▶ WHAT THE TASK REQUIRES:
Using the data below, count the lines where "heading" appears, and answer with the number alone.
____
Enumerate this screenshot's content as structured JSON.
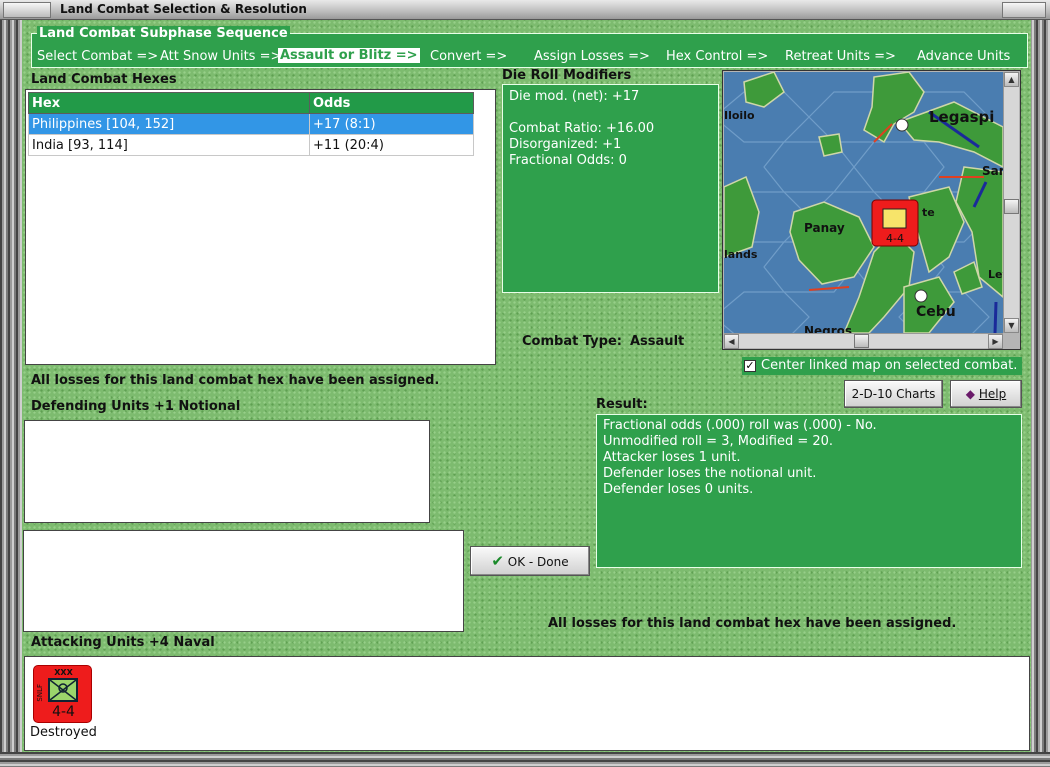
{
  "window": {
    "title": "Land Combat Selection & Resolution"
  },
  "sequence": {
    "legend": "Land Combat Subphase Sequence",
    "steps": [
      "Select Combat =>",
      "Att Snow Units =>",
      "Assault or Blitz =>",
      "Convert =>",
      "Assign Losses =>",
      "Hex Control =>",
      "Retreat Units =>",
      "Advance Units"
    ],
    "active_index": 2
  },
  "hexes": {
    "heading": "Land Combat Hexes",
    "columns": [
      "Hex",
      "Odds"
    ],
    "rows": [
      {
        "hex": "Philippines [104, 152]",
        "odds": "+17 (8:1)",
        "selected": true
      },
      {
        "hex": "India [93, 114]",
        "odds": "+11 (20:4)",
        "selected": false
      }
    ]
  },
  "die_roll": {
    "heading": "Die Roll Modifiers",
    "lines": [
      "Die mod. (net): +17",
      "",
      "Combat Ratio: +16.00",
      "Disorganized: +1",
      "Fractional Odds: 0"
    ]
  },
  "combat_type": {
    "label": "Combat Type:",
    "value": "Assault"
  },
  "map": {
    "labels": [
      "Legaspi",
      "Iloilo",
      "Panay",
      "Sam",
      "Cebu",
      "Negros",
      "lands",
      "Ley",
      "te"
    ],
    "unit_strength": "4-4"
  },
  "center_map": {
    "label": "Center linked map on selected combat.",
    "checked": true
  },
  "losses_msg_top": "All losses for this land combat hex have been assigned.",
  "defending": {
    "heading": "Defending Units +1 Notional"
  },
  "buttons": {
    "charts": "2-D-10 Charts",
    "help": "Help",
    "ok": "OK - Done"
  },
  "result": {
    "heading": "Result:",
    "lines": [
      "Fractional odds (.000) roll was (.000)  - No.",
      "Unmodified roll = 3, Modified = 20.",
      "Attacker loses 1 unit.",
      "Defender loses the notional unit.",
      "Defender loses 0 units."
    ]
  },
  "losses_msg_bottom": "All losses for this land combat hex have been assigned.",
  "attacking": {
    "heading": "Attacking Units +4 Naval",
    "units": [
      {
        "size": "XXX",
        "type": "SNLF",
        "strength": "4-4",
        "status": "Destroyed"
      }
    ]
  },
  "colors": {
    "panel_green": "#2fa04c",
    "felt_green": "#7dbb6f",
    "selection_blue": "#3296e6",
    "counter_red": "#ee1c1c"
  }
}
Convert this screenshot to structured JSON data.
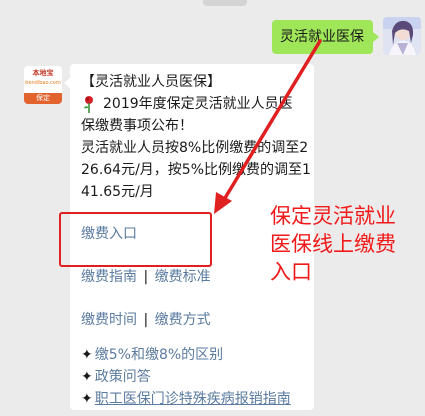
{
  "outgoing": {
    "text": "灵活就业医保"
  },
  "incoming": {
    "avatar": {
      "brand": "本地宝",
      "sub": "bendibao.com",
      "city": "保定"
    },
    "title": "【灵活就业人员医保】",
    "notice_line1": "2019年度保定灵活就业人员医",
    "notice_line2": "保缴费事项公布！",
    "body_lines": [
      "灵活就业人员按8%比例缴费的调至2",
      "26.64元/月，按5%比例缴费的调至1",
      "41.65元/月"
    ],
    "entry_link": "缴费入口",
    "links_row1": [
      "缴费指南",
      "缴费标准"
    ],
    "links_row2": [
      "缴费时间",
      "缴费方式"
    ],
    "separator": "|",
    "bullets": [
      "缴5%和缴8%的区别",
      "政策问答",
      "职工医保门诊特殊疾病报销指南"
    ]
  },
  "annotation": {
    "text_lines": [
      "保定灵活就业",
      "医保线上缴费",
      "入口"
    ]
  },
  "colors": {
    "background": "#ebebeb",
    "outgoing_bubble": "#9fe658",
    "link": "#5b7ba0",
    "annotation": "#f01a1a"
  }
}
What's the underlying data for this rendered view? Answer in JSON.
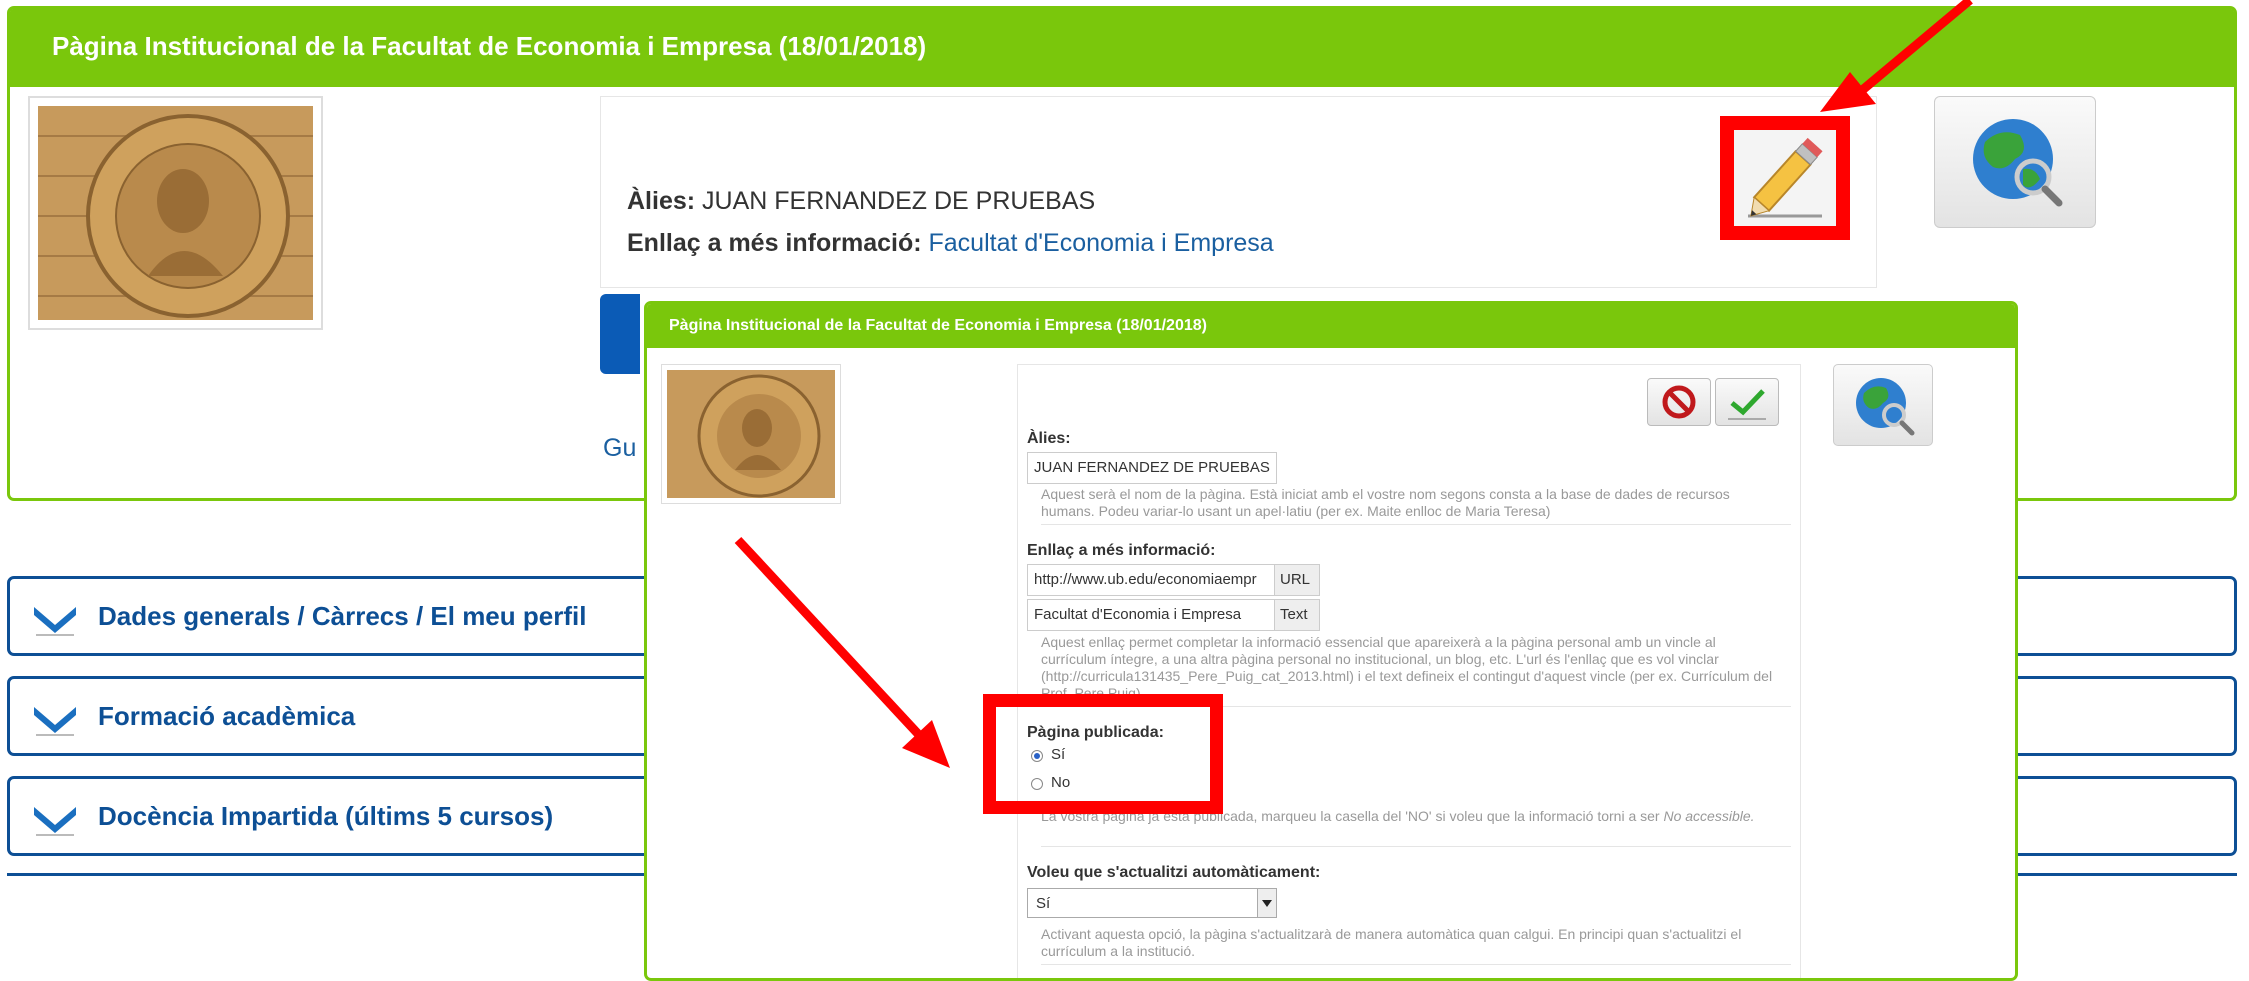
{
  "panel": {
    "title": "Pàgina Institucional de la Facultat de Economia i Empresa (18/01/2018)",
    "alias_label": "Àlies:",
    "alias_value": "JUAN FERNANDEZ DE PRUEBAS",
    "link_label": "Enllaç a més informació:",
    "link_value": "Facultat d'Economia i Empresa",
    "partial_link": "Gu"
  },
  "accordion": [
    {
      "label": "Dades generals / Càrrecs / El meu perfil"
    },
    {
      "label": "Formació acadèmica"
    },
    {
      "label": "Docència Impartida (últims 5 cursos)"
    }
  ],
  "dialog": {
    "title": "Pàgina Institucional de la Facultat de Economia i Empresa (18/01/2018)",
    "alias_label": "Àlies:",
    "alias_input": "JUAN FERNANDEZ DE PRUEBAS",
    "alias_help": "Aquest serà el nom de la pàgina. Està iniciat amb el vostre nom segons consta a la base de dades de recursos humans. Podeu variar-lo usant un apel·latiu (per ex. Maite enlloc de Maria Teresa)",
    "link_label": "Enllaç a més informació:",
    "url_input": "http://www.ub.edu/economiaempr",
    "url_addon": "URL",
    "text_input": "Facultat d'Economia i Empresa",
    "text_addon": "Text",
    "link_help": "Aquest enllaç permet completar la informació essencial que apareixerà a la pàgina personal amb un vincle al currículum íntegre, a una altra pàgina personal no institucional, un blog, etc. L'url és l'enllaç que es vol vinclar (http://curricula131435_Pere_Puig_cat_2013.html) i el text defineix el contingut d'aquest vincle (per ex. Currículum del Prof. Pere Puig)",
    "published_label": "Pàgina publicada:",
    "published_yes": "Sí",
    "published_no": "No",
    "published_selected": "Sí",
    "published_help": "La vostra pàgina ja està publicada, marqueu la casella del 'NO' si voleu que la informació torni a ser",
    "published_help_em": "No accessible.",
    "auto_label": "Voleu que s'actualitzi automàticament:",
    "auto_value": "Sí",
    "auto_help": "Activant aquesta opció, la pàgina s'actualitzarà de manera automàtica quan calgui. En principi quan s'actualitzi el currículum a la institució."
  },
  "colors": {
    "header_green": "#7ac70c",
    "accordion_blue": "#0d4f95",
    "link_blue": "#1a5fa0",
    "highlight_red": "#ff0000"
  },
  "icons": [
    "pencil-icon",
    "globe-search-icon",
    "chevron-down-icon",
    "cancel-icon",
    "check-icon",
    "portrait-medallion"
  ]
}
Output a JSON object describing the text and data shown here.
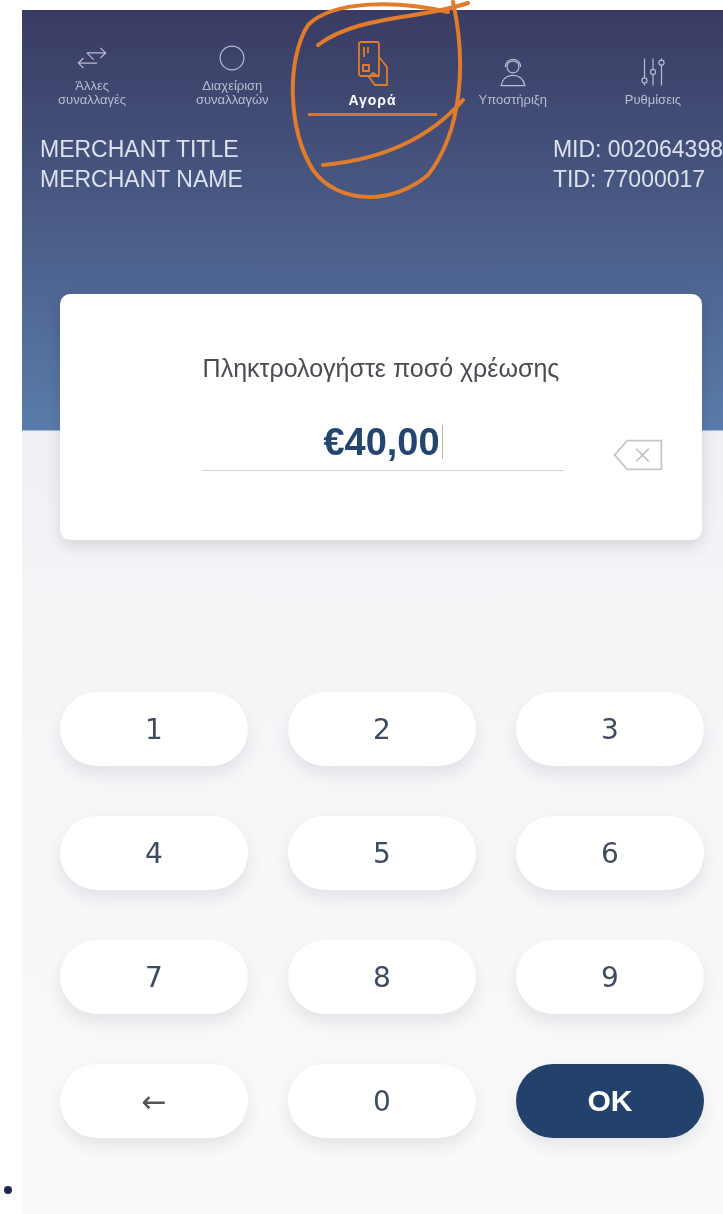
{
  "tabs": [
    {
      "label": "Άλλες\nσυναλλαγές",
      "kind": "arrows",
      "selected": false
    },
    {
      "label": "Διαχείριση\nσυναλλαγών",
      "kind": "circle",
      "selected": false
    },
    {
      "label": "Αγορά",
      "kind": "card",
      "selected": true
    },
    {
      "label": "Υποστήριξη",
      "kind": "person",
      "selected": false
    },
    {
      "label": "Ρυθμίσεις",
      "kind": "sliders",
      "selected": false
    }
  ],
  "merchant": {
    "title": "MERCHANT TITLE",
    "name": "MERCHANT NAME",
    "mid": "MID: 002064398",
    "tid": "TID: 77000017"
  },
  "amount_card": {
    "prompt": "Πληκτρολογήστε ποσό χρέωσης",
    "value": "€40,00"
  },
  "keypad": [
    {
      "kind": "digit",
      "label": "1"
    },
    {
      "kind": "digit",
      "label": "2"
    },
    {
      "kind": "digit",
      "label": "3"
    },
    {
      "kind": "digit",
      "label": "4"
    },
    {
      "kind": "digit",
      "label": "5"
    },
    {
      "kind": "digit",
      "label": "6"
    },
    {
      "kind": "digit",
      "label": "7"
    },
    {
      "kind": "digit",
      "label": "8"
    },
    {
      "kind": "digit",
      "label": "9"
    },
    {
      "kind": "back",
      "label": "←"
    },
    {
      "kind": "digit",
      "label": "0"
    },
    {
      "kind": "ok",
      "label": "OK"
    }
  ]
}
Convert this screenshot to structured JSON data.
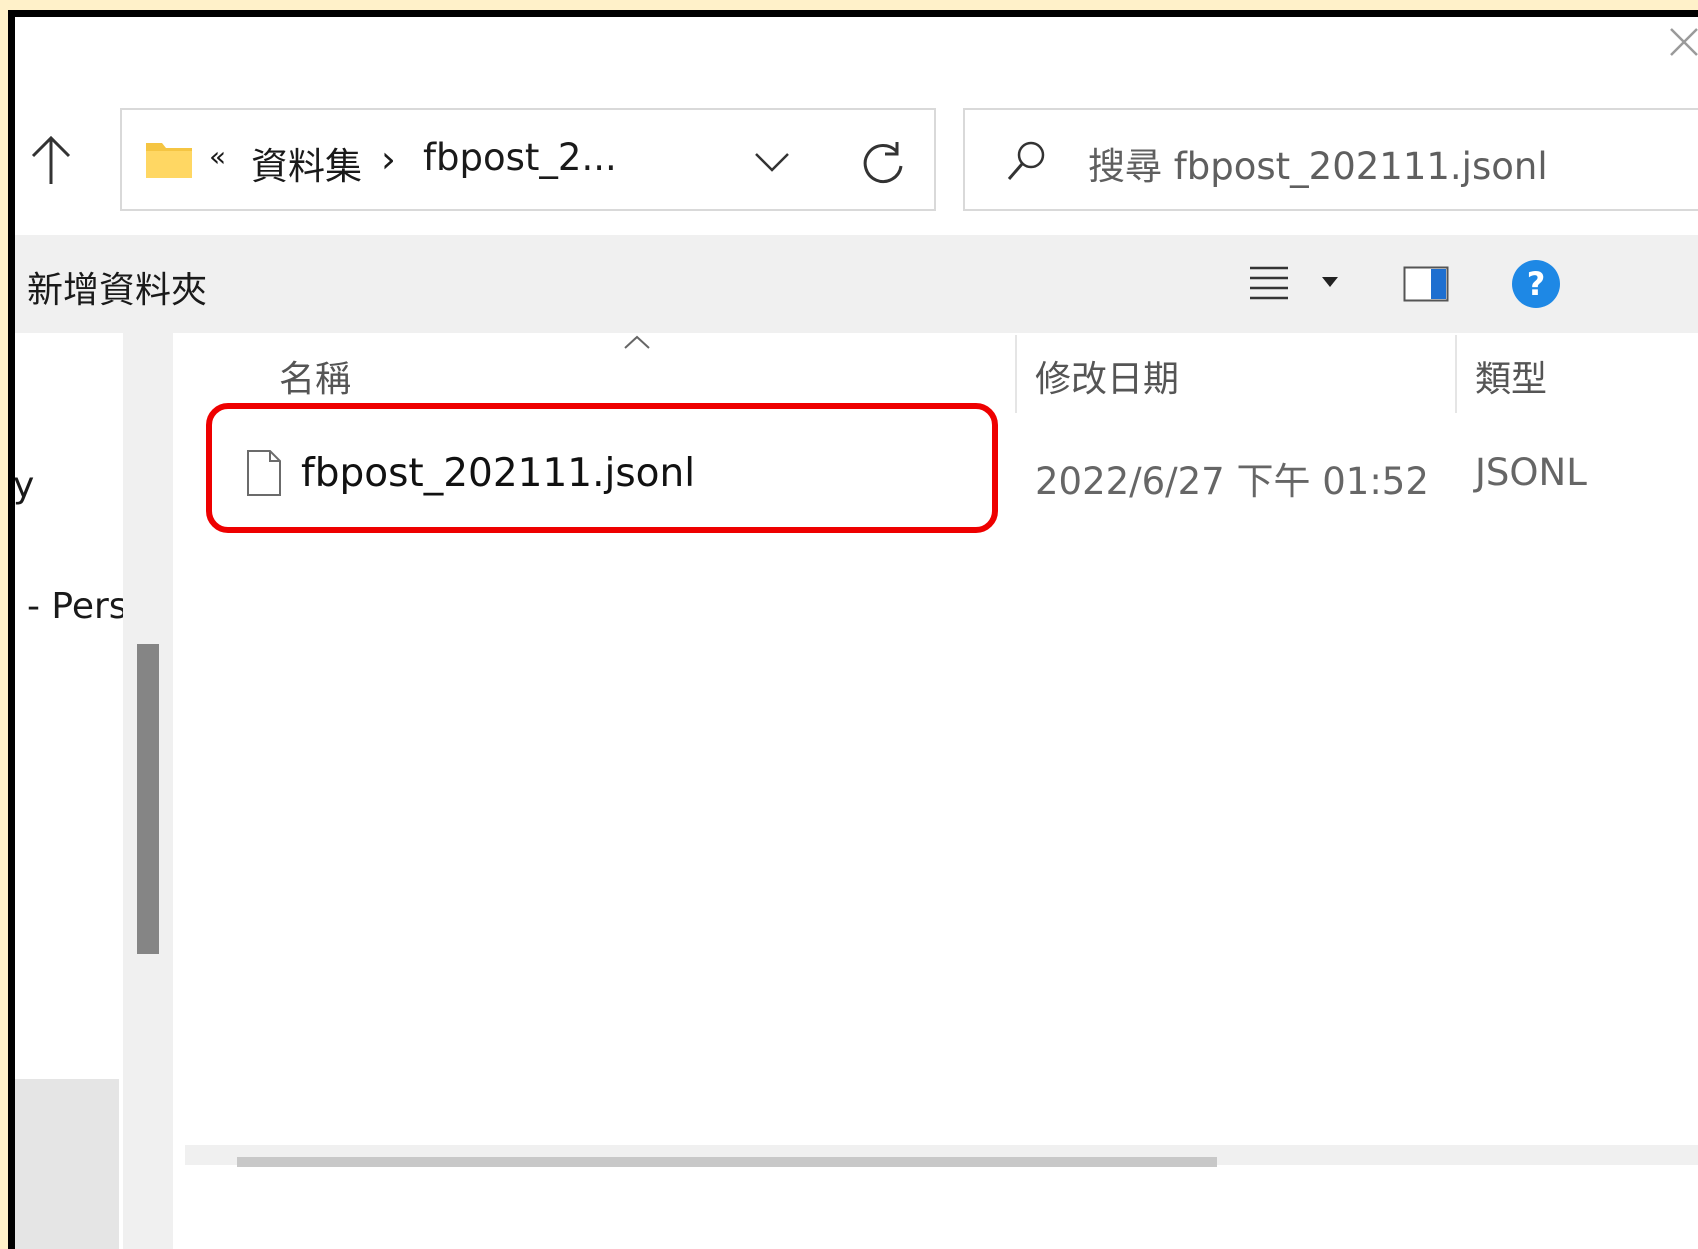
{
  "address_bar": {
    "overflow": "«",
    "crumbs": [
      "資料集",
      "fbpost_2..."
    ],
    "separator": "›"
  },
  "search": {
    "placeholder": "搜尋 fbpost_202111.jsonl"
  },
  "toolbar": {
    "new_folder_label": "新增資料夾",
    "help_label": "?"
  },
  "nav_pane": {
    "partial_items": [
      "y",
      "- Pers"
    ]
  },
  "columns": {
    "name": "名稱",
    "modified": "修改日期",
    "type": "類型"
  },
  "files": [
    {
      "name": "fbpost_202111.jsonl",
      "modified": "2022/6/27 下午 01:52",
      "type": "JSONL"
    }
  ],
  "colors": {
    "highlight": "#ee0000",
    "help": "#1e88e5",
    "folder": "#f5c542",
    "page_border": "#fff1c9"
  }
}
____
▶ PROBLEM SOLUTION:
5